● **Action item**
Match the string "title" against each line below, and copy every line that matches.

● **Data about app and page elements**
----
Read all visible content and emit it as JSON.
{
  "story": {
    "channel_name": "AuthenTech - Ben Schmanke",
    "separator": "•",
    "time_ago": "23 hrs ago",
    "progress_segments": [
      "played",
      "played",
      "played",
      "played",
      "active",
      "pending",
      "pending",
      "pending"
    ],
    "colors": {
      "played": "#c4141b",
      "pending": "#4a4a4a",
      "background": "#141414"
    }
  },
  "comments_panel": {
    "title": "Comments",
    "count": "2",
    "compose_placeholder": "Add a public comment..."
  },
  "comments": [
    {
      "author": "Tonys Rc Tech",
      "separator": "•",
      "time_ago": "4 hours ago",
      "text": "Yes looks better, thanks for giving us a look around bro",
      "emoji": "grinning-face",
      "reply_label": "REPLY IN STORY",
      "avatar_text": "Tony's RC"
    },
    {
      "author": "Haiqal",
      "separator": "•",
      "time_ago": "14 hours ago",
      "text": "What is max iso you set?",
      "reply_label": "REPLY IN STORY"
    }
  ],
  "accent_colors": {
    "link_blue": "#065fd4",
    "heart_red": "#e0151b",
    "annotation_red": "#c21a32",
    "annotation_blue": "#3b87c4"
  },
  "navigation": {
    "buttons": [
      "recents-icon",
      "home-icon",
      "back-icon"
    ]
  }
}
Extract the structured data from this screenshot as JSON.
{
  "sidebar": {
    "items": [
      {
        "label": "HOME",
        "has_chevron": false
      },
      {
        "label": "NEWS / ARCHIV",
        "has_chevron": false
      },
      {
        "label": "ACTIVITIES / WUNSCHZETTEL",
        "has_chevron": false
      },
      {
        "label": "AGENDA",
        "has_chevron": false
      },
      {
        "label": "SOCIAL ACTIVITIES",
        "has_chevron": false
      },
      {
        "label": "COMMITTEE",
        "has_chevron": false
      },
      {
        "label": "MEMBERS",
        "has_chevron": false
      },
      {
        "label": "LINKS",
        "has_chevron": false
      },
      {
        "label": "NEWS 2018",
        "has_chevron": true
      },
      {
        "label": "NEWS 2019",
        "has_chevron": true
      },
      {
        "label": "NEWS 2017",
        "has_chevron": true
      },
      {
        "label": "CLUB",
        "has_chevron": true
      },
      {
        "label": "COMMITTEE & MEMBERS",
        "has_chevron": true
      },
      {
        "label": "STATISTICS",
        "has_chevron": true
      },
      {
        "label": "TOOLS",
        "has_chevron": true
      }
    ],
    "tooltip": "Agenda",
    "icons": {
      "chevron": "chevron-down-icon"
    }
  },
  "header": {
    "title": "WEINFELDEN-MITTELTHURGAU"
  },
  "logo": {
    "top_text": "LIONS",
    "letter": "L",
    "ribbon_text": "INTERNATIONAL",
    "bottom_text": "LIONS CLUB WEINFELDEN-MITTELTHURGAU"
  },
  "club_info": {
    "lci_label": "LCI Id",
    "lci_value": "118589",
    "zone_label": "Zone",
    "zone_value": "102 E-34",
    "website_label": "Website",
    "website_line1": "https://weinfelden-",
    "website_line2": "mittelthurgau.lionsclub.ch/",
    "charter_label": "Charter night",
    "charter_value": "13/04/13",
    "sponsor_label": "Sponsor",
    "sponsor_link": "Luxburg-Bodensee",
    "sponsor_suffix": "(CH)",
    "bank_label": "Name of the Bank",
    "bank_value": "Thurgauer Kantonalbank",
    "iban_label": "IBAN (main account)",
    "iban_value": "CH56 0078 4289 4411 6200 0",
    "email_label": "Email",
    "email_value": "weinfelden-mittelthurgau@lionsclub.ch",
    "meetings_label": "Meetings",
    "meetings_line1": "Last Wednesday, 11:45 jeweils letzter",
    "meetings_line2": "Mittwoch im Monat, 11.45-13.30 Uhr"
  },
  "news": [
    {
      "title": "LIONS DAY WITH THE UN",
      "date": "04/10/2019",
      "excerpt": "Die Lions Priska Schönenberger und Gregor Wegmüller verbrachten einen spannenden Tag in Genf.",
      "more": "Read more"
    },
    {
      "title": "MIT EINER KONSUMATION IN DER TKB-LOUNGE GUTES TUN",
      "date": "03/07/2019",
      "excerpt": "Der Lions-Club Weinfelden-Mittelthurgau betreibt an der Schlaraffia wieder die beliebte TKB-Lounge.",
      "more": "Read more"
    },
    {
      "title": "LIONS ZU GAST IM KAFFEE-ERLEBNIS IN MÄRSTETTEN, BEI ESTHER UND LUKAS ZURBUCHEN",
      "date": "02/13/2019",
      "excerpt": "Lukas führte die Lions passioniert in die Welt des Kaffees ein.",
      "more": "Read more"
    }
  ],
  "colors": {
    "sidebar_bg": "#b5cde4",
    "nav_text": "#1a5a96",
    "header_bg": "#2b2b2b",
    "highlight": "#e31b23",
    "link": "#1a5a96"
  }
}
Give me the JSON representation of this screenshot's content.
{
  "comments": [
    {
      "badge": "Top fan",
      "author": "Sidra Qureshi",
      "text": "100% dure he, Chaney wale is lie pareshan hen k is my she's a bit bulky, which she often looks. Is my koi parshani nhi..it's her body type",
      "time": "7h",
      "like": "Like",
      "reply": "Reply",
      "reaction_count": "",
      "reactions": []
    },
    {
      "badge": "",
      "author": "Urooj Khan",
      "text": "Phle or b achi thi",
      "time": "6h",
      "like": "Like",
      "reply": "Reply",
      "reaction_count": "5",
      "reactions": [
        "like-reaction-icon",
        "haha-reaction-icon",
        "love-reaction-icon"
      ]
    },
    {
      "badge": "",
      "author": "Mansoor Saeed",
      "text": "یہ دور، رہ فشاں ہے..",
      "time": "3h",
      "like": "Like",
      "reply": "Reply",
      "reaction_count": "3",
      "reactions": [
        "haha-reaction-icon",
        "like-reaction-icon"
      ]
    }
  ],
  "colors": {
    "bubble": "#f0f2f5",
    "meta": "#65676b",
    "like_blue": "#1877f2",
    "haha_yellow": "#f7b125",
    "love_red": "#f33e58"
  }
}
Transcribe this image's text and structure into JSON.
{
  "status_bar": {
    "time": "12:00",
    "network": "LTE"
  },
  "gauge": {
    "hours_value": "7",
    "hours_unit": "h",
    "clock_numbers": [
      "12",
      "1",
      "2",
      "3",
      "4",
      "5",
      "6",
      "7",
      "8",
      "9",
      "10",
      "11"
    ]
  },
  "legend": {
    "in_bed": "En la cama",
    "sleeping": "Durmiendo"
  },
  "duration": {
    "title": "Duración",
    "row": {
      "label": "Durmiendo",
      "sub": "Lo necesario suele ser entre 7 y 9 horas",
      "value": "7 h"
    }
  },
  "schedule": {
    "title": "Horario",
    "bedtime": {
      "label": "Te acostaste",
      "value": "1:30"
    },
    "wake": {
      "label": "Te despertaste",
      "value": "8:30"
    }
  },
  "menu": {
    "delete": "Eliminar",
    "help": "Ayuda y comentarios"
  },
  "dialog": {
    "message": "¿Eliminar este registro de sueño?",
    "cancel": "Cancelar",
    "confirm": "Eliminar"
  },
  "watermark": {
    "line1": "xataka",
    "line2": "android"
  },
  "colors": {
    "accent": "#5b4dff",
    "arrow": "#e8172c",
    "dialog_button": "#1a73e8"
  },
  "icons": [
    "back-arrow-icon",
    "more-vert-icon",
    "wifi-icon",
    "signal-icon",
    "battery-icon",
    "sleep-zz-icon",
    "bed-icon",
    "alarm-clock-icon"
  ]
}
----
● **Response for this exercise**
    "title": "Comments",
    "title": "WEINFELDEN-MITTELTHURGAU"
      "title": "LIONS DAY WITH THE UN",
      "title": "MIT EINER KONSUMATION IN DER TKB-LOUNGE GUTES TUN",
      "title": "LIONS ZU GAST IM KAFFEE-ERLEBNIS IN MÄRSTETTEN, BEI ESTHER UND LUKAS ZURBUCHEN",
    "title": "Duración",
    "title": "Horario",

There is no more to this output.